## Dataset rows for apps and sites
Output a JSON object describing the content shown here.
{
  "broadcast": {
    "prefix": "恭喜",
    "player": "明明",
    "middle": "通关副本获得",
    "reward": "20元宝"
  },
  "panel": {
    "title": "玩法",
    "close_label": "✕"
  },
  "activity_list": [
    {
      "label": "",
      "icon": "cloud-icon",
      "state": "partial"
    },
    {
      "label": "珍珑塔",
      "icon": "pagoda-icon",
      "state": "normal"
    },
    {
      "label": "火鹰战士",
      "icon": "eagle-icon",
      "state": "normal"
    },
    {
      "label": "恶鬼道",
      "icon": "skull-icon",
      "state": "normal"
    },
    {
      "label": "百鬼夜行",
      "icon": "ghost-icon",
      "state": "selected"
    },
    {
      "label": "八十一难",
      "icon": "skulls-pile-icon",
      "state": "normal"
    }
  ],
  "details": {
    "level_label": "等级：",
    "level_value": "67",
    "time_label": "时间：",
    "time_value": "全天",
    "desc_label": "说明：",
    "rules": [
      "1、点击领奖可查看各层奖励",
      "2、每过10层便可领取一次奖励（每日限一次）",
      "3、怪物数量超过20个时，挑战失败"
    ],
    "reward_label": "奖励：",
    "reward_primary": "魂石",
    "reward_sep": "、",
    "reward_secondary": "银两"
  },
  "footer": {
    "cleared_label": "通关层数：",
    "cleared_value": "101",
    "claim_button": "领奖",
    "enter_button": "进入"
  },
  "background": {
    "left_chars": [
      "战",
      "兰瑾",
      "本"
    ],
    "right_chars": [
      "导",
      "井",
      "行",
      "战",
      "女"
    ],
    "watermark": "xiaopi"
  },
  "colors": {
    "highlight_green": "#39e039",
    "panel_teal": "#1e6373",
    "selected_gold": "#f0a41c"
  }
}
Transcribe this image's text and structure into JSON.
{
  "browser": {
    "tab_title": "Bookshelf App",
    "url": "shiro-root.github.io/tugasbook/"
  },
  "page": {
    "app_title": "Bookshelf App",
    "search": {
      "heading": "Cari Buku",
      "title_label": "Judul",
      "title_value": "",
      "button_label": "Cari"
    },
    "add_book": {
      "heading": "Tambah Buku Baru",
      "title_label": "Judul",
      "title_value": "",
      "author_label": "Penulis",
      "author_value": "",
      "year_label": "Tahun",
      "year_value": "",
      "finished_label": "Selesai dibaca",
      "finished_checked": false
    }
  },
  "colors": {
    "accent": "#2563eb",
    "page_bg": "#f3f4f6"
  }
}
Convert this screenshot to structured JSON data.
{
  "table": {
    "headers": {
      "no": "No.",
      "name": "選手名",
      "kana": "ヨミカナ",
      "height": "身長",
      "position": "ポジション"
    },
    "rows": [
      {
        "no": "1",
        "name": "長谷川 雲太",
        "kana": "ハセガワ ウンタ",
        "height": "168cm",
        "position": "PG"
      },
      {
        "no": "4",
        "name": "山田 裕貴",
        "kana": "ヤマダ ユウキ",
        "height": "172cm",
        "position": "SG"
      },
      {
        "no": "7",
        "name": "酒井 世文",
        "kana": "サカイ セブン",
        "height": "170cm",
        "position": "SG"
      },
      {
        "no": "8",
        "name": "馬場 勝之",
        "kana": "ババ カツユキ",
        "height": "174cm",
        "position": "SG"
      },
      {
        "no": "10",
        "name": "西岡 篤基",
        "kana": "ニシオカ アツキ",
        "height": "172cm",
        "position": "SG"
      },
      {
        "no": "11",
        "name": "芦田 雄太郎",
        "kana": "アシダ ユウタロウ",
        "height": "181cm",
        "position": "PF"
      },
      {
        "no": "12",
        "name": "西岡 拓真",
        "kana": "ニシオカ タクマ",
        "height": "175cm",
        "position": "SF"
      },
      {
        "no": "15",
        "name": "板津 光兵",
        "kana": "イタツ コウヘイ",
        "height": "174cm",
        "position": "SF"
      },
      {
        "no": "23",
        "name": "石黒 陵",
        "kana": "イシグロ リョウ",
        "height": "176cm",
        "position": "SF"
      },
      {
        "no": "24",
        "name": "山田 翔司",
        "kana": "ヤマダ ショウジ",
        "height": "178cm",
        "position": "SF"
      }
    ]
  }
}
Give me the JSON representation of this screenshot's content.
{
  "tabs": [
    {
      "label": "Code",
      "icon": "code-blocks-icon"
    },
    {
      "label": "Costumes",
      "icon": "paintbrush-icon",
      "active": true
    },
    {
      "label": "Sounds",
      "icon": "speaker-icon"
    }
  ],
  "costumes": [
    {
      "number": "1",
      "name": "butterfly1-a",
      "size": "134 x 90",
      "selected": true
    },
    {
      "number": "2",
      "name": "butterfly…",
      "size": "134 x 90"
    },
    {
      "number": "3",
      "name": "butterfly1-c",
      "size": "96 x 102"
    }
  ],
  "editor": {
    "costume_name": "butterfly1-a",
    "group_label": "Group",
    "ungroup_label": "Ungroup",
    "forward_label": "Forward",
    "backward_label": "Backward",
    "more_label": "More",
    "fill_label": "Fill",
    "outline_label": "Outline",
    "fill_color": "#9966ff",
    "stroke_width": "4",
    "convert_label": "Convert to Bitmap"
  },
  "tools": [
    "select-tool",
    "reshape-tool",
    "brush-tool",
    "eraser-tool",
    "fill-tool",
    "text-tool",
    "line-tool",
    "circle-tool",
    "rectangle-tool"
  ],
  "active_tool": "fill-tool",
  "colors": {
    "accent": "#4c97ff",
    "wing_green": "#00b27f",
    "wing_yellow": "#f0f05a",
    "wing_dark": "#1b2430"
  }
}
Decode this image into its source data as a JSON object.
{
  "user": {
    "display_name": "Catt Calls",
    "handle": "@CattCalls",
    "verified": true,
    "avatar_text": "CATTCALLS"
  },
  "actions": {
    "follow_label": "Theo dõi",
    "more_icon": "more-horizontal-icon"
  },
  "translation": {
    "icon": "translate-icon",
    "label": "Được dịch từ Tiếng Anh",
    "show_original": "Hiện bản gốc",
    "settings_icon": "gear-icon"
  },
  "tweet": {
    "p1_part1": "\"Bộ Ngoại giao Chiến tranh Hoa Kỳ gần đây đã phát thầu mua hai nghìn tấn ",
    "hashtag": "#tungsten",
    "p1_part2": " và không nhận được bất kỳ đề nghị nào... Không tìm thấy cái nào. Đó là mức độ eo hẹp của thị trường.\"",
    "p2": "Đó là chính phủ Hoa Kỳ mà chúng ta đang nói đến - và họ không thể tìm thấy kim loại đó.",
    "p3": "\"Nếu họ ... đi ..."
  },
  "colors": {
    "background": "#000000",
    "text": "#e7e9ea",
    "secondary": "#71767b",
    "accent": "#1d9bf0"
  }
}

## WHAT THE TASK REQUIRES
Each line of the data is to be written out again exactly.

## REPLY
Output a JSON object describing the content shown here.
{
  "broadcast": {
    "prefix": "恭喜",
    "player": "明明",
    "middle": "通关副本获得",
    "reward": "20元宝"
  },
  "panel": {
    "title": "玩法",
    "close_label": "✕"
  },
  "activity_list": [
    {
      "label": "",
      "icon": "cloud-icon",
      "state": "partial"
    },
    {
      "label": "珍珑塔",
      "icon": "pagoda-icon",
      "state": "normal"
    },
    {
      "label": "火鹰战士",
      "icon": "eagle-icon",
      "state": "normal"
    },
    {
      "label": "恶鬼道",
      "icon": "skull-icon",
      "state": "normal"
    },
    {
      "label": "百鬼夜行",
      "icon": "ghost-icon",
      "state": "selected"
    },
    {
      "label": "八十一难",
      "icon": "skulls-pile-icon",
      "state": "normal"
    }
  ],
  "details": {
    "level_label": "等级：",
    "level_value": "67",
    "time_label": "时间：",
    "time_value": "全天",
    "desc_label": "说明：",
    "rules": [
      "1、点击领奖可查看各层奖励",
      "2、每过10层便可领取一次奖励（每日限一次）",
      "3、怪物数量超过20个时，挑战失败"
    ],
    "reward_label": "奖励：",
    "reward_primary": "魂石",
    "reward_sep": "、",
    "reward_secondary": "银两"
  },
  "footer": {
    "cleared_label": "通关层数：",
    "cleared_value": "101",
    "claim_button": "领奖",
    "enter_button": "进入"
  },
  "background": {
    "left_chars": [
      "战",
      "兰瑾",
      "本"
    ],
    "right_chars": [
      "导",
      "井",
      "行",
      "战",
      "女"
    ],
    "watermark": "xiaopi"
  },
  "colors": {
    "highlight_green": "#39e039",
    "panel_teal": "#1e6373",
    "selected_gold": "#f0a41c"
  }
}
Transcribe this image's text and structure into JSON.
{
  "browser": {
    "tab_title": "Bookshelf App",
    "url": "shiro-root.github.io/tugasbook/"
  },
  "page": {
    "app_title": "Bookshelf App",
    "search": {
      "heading": "Cari Buku",
      "title_label": "Judul",
      "title_value": "",
      "button_label": "Cari"
    },
    "add_book": {
      "heading": "Tambah Buku Baru",
      "title_label": "Judul",
      "title_value": "",
      "author_label": "Penulis",
      "author_value": "",
      "year_label": "Tahun",
      "year_value": "",
      "finished_label": "Selesai dibaca",
      "finished_checked": false
    }
  },
  "colors": {
    "accent": "#2563eb",
    "page_bg": "#f3f4f6"
  }
}
Convert this screenshot to structured JSON data.
{
  "table": {
    "headers": {
      "no": "No.",
      "name": "選手名",
      "kana": "ヨミカナ",
      "height": "身長",
      "position": "ポジション"
    },
    "rows": [
      {
        "no": "1",
        "name": "長谷川 雲太",
        "kana": "ハセガワ ウンタ",
        "height": "168cm",
        "position": "PG"
      },
      {
        "no": "4",
        "name": "山田 裕貴",
        "kana": "ヤマダ ユウキ",
        "height": "172cm",
        "position": "SG"
      },
      {
        "no": "7",
        "name": "酒井 世文",
        "kana": "サカイ セブン",
        "height": "170cm",
        "position": "SG"
      },
      {
        "no": "8",
        "name": "馬場 勝之",
        "kana": "ババ カツユキ",
        "height": "174cm",
        "position": "SG"
      },
      {
        "no": "10",
        "name": "西岡 篤基",
        "kana": "ニシオカ アツキ",
        "height": "172cm",
        "position": "SG"
      },
      {
        "no": "11",
        "name": "芦田 雄太郎",
        "kana": "アシダ ユウタロウ",
        "height": "181cm",
        "position": "PF"
      },
      {
        "no": "12",
        "name": "西岡 拓真",
        "kana": "ニシオカ タクマ",
        "height": "175cm",
        "position": "SF"
      },
      {
        "no": "15",
        "name": "板津 光兵",
        "kana": "イタツ コウヘイ",
        "height": "174cm",
        "position": "SF"
      },
      {
        "no": "23",
        "name": "石黒 陵",
        "kana": "イシグロ リョウ",
        "height": "176cm",
        "position": "SF"
      },
      {
        "no": "24",
        "name": "山田 翔司",
        "kana": "ヤマダ ショウジ",
        "height": "178cm",
        "position": "SF"
      }
    ]
  }
}
Give me the JSON representation of this screenshot's content.
{
  "tabs": [
    {
      "label": "Code",
      "icon": "code-blocks-icon"
    },
    {
      "label": "Costumes",
      "icon": "paintbrush-icon",
      "active": true
    },
    {
      "label": "Sounds",
      "icon": "speaker-icon"
    }
  ],
  "costumes": [
    {
      "number": "1",
      "name": "butterfly1-a",
      "size": "134 x 90",
      "selected": true
    },
    {
      "number": "2",
      "name": "butterfly…",
      "size": "134 x 90"
    },
    {
      "number": "3",
      "name": "butterfly1-c",
      "size": "96 x 102"
    }
  ],
  "editor": {
    "costume_name": "butterfly1-a",
    "group_label": "Group",
    "ungroup_label": "Ungroup",
    "forward_label": "Forward",
    "backward_label": "Backward",
    "more_label": "More",
    "fill_label": "Fill",
    "outline_label": "Outline",
    "fill_color": "#9966ff",
    "stroke_width": "4",
    "convert_label": "Convert to Bitmap"
  },
  "tools": [
    "select-tool",
    "reshape-tool",
    "brush-tool",
    "eraser-tool",
    "fill-tool",
    "text-tool",
    "line-tool",
    "circle-tool",
    "rectangle-tool"
  ],
  "active_tool": "fill-tool",
  "colors": {
    "accent": "#4c97ff",
    "wing_green": "#00b27f",
    "wing_yellow": "#f0f05a",
    "wing_dark": "#1b2430"
  }
}
Decode this image into its source data as a JSON object.
{
  "user": {
    "display_name": "Catt Calls",
    "handle": "@CattCalls",
    "verified": true,
    "avatar_text": "CATTCALLS"
  },
  "actions": {
    "follow_label": "Theo dõi",
    "more_icon": "more-horizontal-icon"
  },
  "translation": {
    "icon": "translate-icon",
    "label": "Được dịch từ Tiếng Anh",
    "show_original": "Hiện bản gốc",
    "settings_icon": "gear-icon"
  },
  "tweet": {
    "p1_part1": "\"Bộ Ngoại giao Chiến tranh Hoa Kỳ gần đây đã phát thầu mua hai nghìn tấn ",
    "hashtag": "#tungsten",
    "p1_part2": " và không nhận được bất kỳ đề nghị nào... Không tìm thấy cái nào. Đó là mức độ eo hẹp của thị trường.\"",
    "p2": "Đó là chính phủ Hoa Kỳ mà chúng ta đang nói đến - và họ không thể tìm thấy kim loại đó.",
    "p3": "\"Nếu họ ... đi ..."
  },
  "colors": {
    "background": "#000000",
    "text": "#e7e9ea",
    "secondary": "#71767b",
    "accent": "#1d9bf0"
  }
}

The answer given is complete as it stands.